### Task brief
Nothing in the records should change; write them all out exactly.

* * * * *

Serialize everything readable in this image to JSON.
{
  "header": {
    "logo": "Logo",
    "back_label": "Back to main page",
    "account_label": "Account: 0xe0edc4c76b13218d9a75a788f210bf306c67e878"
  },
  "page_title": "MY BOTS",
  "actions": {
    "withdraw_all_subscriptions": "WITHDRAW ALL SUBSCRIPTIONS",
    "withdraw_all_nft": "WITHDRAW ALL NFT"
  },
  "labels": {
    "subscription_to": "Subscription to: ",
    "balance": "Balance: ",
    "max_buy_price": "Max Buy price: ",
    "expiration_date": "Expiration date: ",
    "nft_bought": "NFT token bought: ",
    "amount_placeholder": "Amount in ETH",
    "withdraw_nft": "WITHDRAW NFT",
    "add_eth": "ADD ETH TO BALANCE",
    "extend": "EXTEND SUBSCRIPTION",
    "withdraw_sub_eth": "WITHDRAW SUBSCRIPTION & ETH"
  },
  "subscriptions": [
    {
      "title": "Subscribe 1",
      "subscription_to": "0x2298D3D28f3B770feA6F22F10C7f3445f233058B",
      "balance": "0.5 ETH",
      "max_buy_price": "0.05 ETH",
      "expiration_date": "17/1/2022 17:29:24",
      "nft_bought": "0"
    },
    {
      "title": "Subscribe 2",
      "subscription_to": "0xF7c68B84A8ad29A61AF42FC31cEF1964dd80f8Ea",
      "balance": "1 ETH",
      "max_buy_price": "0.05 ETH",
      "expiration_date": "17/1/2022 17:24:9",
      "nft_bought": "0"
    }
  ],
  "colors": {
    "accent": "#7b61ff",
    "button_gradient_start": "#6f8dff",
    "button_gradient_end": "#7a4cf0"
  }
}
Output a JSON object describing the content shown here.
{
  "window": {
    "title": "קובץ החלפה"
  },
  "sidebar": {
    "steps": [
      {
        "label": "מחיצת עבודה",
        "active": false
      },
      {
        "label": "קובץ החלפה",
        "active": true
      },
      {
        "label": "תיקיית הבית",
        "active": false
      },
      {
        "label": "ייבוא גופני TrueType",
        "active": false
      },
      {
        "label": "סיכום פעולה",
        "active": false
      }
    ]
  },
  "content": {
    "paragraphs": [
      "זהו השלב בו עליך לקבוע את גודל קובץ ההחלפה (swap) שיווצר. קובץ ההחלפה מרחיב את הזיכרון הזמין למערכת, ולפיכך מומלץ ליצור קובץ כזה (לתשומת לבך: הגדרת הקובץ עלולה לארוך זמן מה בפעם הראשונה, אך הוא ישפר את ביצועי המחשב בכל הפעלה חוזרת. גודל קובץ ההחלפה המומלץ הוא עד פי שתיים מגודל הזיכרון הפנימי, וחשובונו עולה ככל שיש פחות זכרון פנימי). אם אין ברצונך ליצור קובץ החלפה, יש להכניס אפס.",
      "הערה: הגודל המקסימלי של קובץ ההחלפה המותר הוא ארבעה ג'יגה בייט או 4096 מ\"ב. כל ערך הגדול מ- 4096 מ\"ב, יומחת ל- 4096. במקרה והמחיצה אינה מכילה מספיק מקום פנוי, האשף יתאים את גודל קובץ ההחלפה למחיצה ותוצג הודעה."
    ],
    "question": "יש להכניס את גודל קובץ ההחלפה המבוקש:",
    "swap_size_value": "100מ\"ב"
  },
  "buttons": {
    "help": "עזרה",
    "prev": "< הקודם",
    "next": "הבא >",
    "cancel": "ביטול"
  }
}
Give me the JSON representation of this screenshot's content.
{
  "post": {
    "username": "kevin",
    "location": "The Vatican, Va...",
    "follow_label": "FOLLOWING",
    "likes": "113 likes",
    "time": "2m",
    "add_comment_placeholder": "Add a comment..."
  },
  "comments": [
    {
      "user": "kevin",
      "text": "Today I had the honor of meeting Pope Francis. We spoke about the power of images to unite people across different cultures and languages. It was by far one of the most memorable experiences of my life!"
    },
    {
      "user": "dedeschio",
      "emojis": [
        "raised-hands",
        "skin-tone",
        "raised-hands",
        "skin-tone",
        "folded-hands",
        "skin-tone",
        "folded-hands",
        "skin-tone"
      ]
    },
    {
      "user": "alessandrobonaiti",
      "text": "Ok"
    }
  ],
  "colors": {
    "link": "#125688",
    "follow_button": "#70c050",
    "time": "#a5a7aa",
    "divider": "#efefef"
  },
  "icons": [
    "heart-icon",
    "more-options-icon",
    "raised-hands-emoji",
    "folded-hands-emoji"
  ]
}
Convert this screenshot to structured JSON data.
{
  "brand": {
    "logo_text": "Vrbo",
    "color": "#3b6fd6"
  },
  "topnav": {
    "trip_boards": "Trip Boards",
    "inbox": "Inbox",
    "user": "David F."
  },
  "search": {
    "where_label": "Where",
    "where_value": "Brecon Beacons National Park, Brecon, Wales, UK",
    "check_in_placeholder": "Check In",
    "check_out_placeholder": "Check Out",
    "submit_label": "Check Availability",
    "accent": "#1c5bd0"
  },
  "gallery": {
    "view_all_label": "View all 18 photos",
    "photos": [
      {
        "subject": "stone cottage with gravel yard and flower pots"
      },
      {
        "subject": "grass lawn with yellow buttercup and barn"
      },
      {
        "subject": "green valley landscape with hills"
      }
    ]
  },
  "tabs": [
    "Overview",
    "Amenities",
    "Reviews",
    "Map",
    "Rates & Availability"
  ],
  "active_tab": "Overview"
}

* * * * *

### Result of the exercise
Serialize everything readable in this image to JSON.
{
  "header": {
    "logo": "Logo",
    "back_label": "Back to main page",
    "account_label": "Account: 0xe0edc4c76b13218d9a75a788f210bf306c67e878"
  },
  "page_title": "MY BOTS",
  "actions": {
    "withdraw_all_subscriptions": "WITHDRAW ALL SUBSCRIPTIONS",
    "withdraw_all_nft": "WITHDRAW ALL NFT"
  },
  "labels": {
    "subscription_to": "Subscription to: ",
    "balance": "Balance: ",
    "max_buy_price": "Max Buy price: ",
    "expiration_date": "Expiration date: ",
    "nft_bought": "NFT token bought: ",
    "amount_placeholder": "Amount in ETH",
    "withdraw_nft": "WITHDRAW NFT",
    "add_eth": "ADD ETH TO BALANCE",
    "extend": "EXTEND SUBSCRIPTION",
    "withdraw_sub_eth": "WITHDRAW SUBSCRIPTION & ETH"
  },
  "subscriptions": [
    {
      "title": "Subscribe 1",
      "subscription_to": "0x2298D3D28f3B770feA6F22F10C7f3445f233058B",
      "balance": "0.5 ETH",
      "max_buy_price": "0.05 ETH",
      "expiration_date": "17/1/2022 17:29:24",
      "nft_bought": "0"
    },
    {
      "title": "Subscribe 2",
      "subscription_to": "0xF7c68B84A8ad29A61AF42FC31cEF1964dd80f8Ea",
      "balance": "1 ETH",
      "max_buy_price": "0.05 ETH",
      "expiration_date": "17/1/2022 17:24:9",
      "nft_bought": "0"
    }
  ],
  "colors": {
    "accent": "#7b61ff",
    "button_gradient_start": "#6f8dff",
    "button_gradient_end": "#7a4cf0"
  }
}
Output a JSON object describing the content shown here.
{
  "window": {
    "title": "קובץ החלפה"
  },
  "sidebar": {
    "steps": [
      {
        "label": "מחיצת עבודה",
        "active": false
      },
      {
        "label": "קובץ החלפה",
        "active": true
      },
      {
        "label": "תיקיית הבית",
        "active": false
      },
      {
        "label": "ייבוא גופני TrueType",
        "active": false
      },
      {
        "label": "סיכום פעולה",
        "active": false
      }
    ]
  },
  "content": {
    "paragraphs": [
      "זהו השלב בו עליך לקבוע את גודל קובץ ההחלפה (swap) שיווצר. קובץ ההחלפה מרחיב את הזיכרון הזמין למערכת, ולפיכך מומלץ ליצור קובץ כזה (לתשומת לבך: הגדרת הקובץ עלולה לארוך זמן מה בפעם הראשונה, אך הוא ישפר את ביצועי המחשב בכל הפעלה חוזרת. גודל קובץ ההחלפה המומלץ הוא עד פי שתיים מגודל הזיכרון הפנימי, וחשובונו עולה ככל שיש פחות זכרון פנימי). אם אין ברצונך ליצור קובץ החלפה, יש להכניס אפס.",
      "הערה: הגודל המקסימלי של קובץ ההחלפה המותר הוא ארבעה ג'יגה בייט או 4096 מ\"ב. כל ערך הגדול מ- 4096 מ\"ב, יומחת ל- 4096. במקרה והמחיצה אינה מכילה מספיק מקום פנוי, האשף יתאים את גודל קובץ ההחלפה למחיצה ותוצג הודעה."
    ],
    "question": "יש להכניס את גודל קובץ ההחלפה המבוקש:",
    "swap_size_value": "100מ\"ב"
  },
  "buttons": {
    "help": "עזרה",
    "prev": "< הקודם",
    "next": "הבא >",
    "cancel": "ביטול"
  }
}
Give me the JSON representation of this screenshot's content.
{
  "post": {
    "username": "kevin",
    "location": "The Vatican, Va...",
    "follow_label": "FOLLOWING",
    "likes": "113 likes",
    "time": "2m",
    "add_comment_placeholder": "Add a comment..."
  },
  "comments": [
    {
      "user": "kevin",
      "text": "Today I had the honor of meeting Pope Francis. We spoke about the power of images to unite people across different cultures and languages. It was by far one of the most memorable experiences of my life!"
    },
    {
      "user": "dedeschio",
      "emojis": [
        "raised-hands",
        "skin-tone",
        "raised-hands",
        "skin-tone",
        "folded-hands",
        "skin-tone",
        "folded-hands",
        "skin-tone"
      ]
    },
    {
      "user": "alessandrobonaiti",
      "text": "Ok"
    }
  ],
  "colors": {
    "link": "#125688",
    "follow_button": "#70c050",
    "time": "#a5a7aa",
    "divider": "#efefef"
  },
  "icons": [
    "heart-icon",
    "more-options-icon",
    "raised-hands-emoji",
    "folded-hands-emoji"
  ]
}
Convert this screenshot to structured JSON data.
{
  "brand": {
    "logo_text": "Vrbo",
    "color": "#3b6fd6"
  },
  "topnav": {
    "trip_boards": "Trip Boards",
    "inbox": "Inbox",
    "user": "David F."
  },
  "search": {
    "where_label": "Where",
    "where_value": "Brecon Beacons National Park, Brecon, Wales, UK",
    "check_in_placeholder": "Check In",
    "check_out_placeholder": "Check Out",
    "submit_label": "Check Availability",
    "accent": "#1c5bd0"
  },
  "gallery": {
    "view_all_label": "View all 18 photos",
    "photos": [
      {
        "subject": "stone cottage with gravel yard and flower pots"
      },
      {
        "subject": "grass lawn with yellow buttercup and barn"
      },
      {
        "subject": "green valley landscape with hills"
      }
    ]
  },
  "tabs": [
    "Overview",
    "Amenities",
    "Reviews",
    "Map",
    "Rates & Availability"
  ],
  "active_tab": "Overview"
}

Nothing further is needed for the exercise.